he was he explained, an indian. but he was working part time in australia. so yes, he was in the same country as me. ah yes, building empathy, how delightfully old school i thought. he continued... back home in india, he too had a farm. he grew bees and vegetables. 'grew bees?' i asked, somewhat marvelling at the man now. yes, he said, bees for honey. now this was good because i might have worried he was 'growing' bees for meat. double empathy. he is in australia and he was, like me, a farmer.
but wait, there's more. not only was he a farmer, but his farm was in the foothills of the himalayas. by now i am repeating the things he says and my kids have gathered at my side in amazement. yes, the himalayas, near to the compound of....the dalai lama! triple empathy: i am religious, and he is 2 degrees of separation from a holy man whom surely the entire world adores. he must have been pleased with my astonishment, because when i asked how far from the dalai lama his farm was, without breaking stride, he proudly told me...2100 metres.

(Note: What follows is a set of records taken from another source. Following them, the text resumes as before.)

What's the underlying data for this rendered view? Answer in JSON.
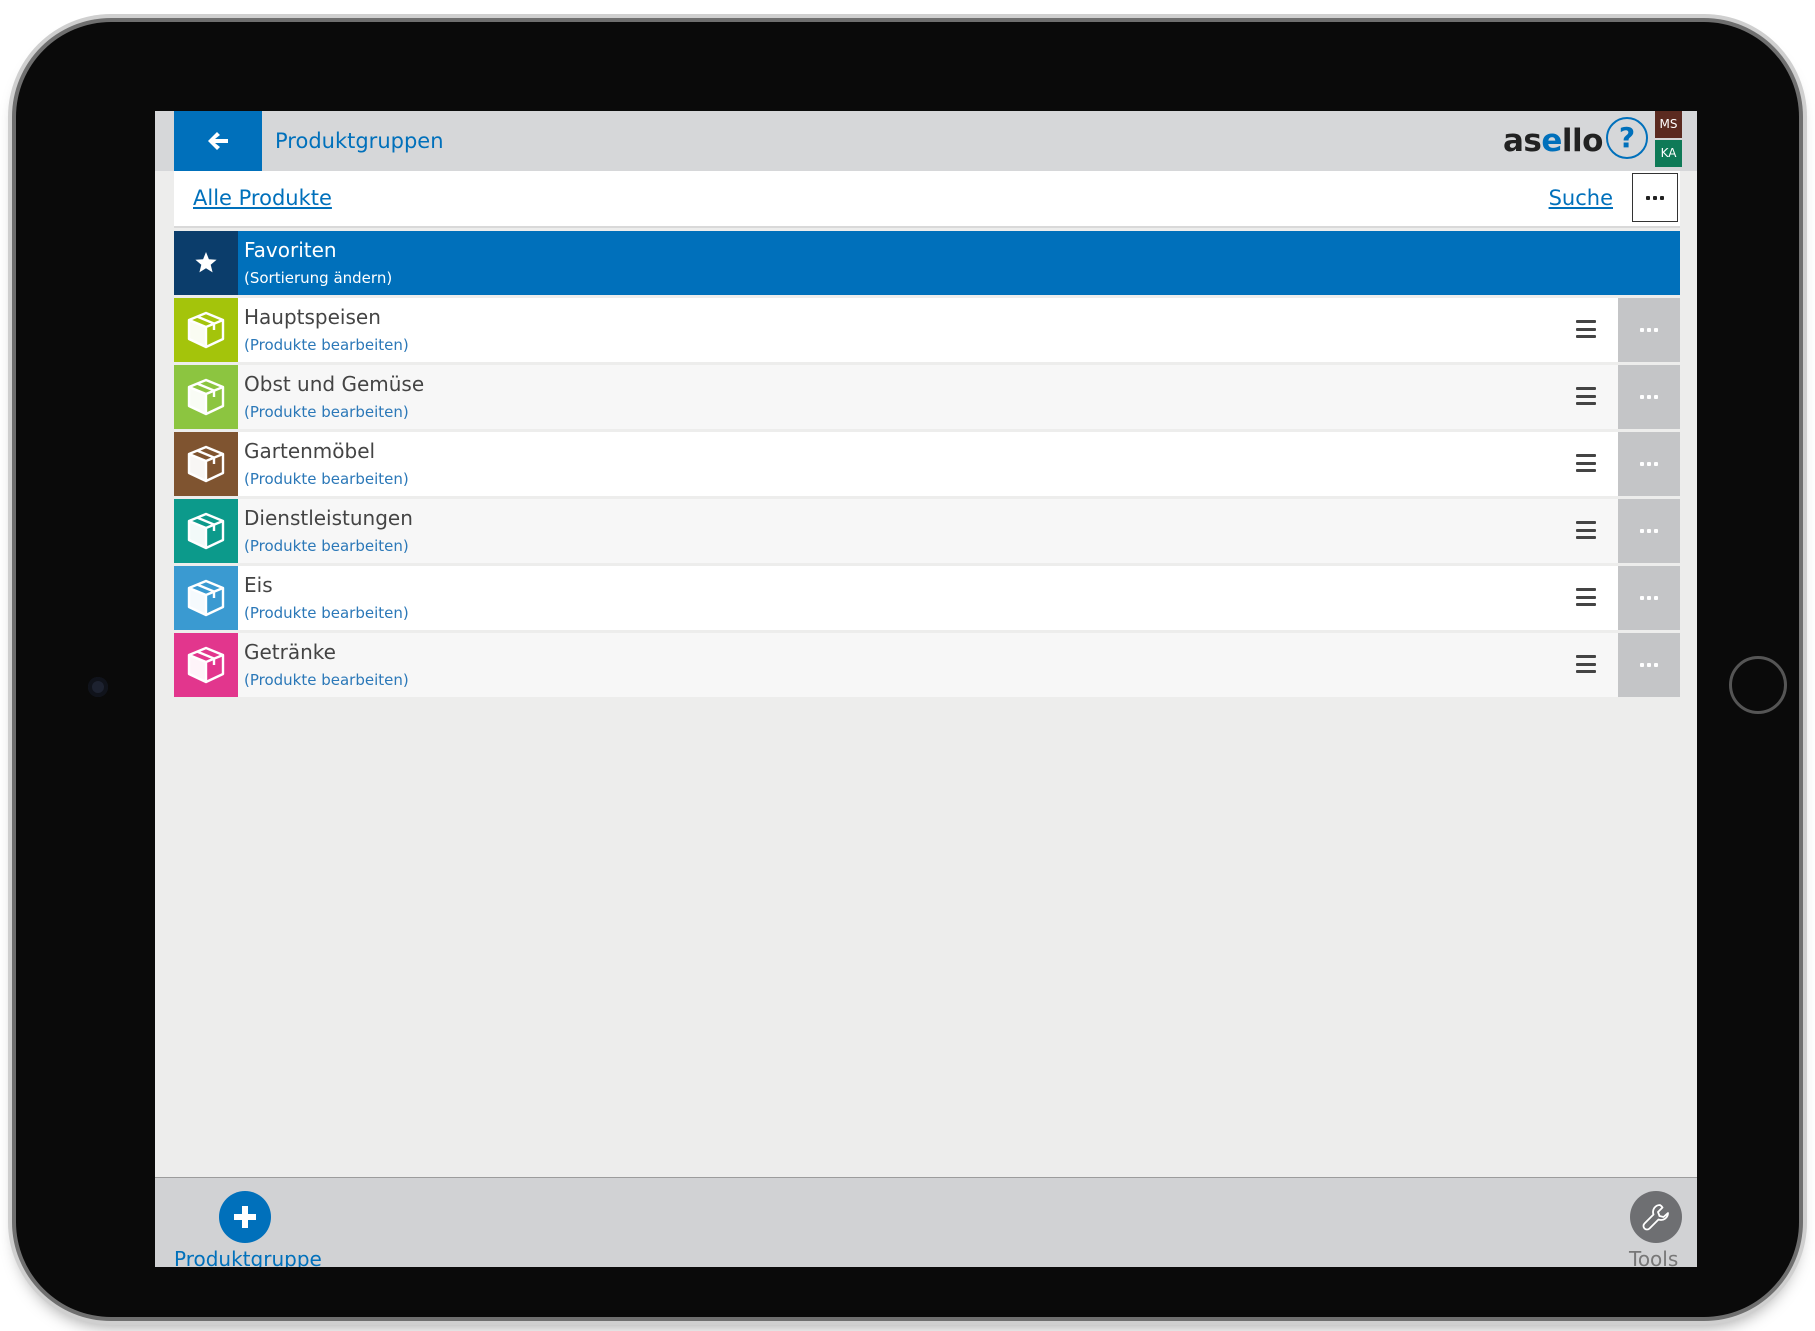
{
  "header": {
    "title": "Produktgruppen",
    "logo_text_a": "as",
    "logo_text_e": "e",
    "logo_text_b": "llo",
    "help_symbol": "?",
    "user_badges": [
      "MS",
      "KA"
    ]
  },
  "subbar": {
    "all_products_link": "Alle Produkte",
    "search_link": "Suche"
  },
  "favorites": {
    "name": "Favoriten",
    "sub": "(Sortierung ändern)",
    "icon": "star-icon",
    "icon_bg": "#0b3d6b"
  },
  "groups": [
    {
      "name": "Hauptspeisen",
      "sub": "(Produkte bearbeiten)",
      "color": "#a4c40b"
    },
    {
      "name": "Obst und Gemüse",
      "sub": "(Produkte bearbeiten)",
      "color": "#8cc540"
    },
    {
      "name": "Gartenmöbel",
      "sub": "(Produkte bearbeiten)",
      "color": "#7f5430"
    },
    {
      "name": "Dienstleistungen",
      "sub": "(Produkte bearbeiten)",
      "color": "#0c9a8b"
    },
    {
      "name": "Eis",
      "sub": "(Produkte bearbeiten)",
      "color": "#3a9ad1"
    },
    {
      "name": "Getränke",
      "sub": "(Produkte bearbeiten)",
      "color": "#e2368d"
    }
  ],
  "footer": {
    "add_label": "Produktgruppe",
    "tools_label": "Tools"
  },
  "colors": {
    "accent": "#0070bb",
    "user_badge_ms": "#5b2a20",
    "user_badge_ka": "#0f7a57"
  }
}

i thanked him for the lovely conversation but he wasn't finished. no sale of course, but he must ask for the referral. could i give him the phone numbers of my friends and relatives so he could offer them the same deal? certainly, i said, just let me get their permission first. to which, finally, he had nothing left up his sleeve to respond with.
the ugly marriage of commerical interests and charity
Posted Feb 6, 2008
as a postscript to my journal entry on unchaste charity, one of the animal protection orgnisations mentioned in the original entry recently flew several dozen poodles from queensland to adelaide to make use of the empty kennels locally.
the reason for the sudden demand was the discovery of a professional poodle breeder who had been keeping many dogs in a cruel state.
altho that particular animal rescue society had made no false claims to me regarding their work, they are currently in the midst of an election struggle between rival factions. one which feels the legitimate function of the organisation lies in traditional animal rescue, and the other which feels its practical purpose in the future lies with monitoring commercial and industrial treatment of animals.
it is worth noting that the faction that wishes the organisation to keep its nose out of farming etc are rural members and people who have affiliations (legitimately so i hasten to add) with commercial animal husbandry in one way or another.
so my original concerns about an organisation continuing with a function that clearly no longer exists, is more than just about institutional perpetuation for the sake of jobs and itself, and bringing in money: it is also about keeping such organisations out of investigating commercial mistreatment of animals.
makes me sick.